Tasmania’s western wilderness is famed for its natural attractions – mountains, wild rivers and epic hiking trails. But the region is also rich in cultural heritage, particularly that related to the history of mining and exploration dating back to the later part of the nineteenth and early to mid-twentieth centuries.
You may have heard the news that the West Coast Wilderness Railway will pause operation around the middle of the year for several months so that essential maintenance work can be undertaken. While the railway is one of the major visitor attractions in the region, this is no reason not to visit. From a comfortable base in Queenstown (the major town and service centre on Tasmania’s west coast), it is possible to explore the region’s heritage through a range of activities.
Enjoy short walks exploring nature and mining heritage such as Nelson Falls, Horsetail Falls and the Spray Tunnel. For a longer walk, try the Kelly Basin track to explore an area that was once home to over 1000 people, but now only offers faint glimpses of human settlement.
As ever, if you plan to go walking in Tasmania’s wilderness, do some research on where you’re going, be adequately prepared and let someone know where you are heading and when they should expect you back. And follow any other advice relevant to the specific area you are visiting.
Enjoy a cruise on the Gordan River with a stop at Sarah Island to discover our convict-era history. Two cruise companies operate from Strahan.
The Ship that Never Was, Australia’s longest running play, tells the dramatic and hilarious true story about the last Great Escape from Sarah Island.
The Galley Museum in Queenstown is housed in the 1897 Imperial Hotel, and offers a unique collection telling stories of West Coast survival, endurance, and sacrifice, as well as providing a very personal record of the people themselves and their daily lives.
The museum is managed by dedicated volunteers and features 30 rooms of historical items including personal effects, documents, cameras, theatre projectors, household items, gems and minerals, military, emergency services, and mining artifacts depicting the varied aspects of West Coast heritage.

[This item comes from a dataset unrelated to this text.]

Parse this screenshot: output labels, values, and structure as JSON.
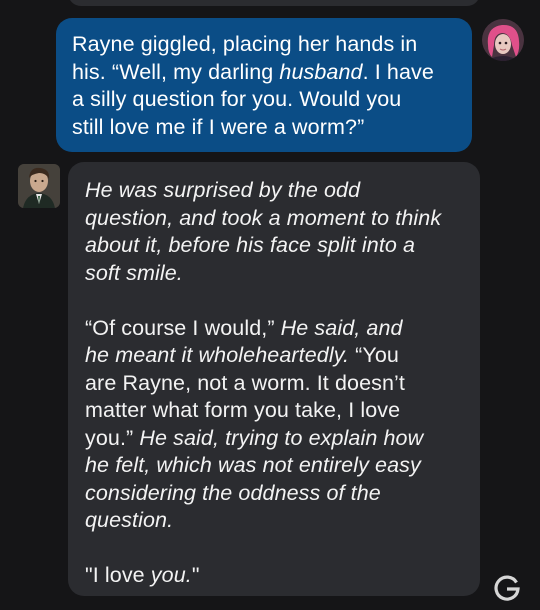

The West Coast Heritage Centre in Zeehan tells the stories of the history and development of the West Coast and its rich pioneering past through comprehensive displays of photographs, mining memorabilia and machinery.Included in your entry is access to the historic Gaiety Theatre. Built in 1898, the Gaiety Theatre was considered one of the grandest buildings on the West Coast and one of the best theatres in Australia.
The museum’s attractions include the historic collection of the original Zeehan School of Mines and Metallurgy (unique in the world), photographic galleries dedicated to all the West Coast towns, classic locomotives, mining machinery displays, a blacksmith and wheelwright shop, marine display, a world-class mineral collection, freemasons display and a pioneer women’s gallery.
MORE TO SEE…
This brief listing barely scratches the surface of what is available. We are more than happy to share our knowledge of things to do in the area and to help you plan and enjoy the perfect stay – please give us a call to enquire about accommodation and what to do in the area.
Contact us to discover more via the numbers at the top of the page.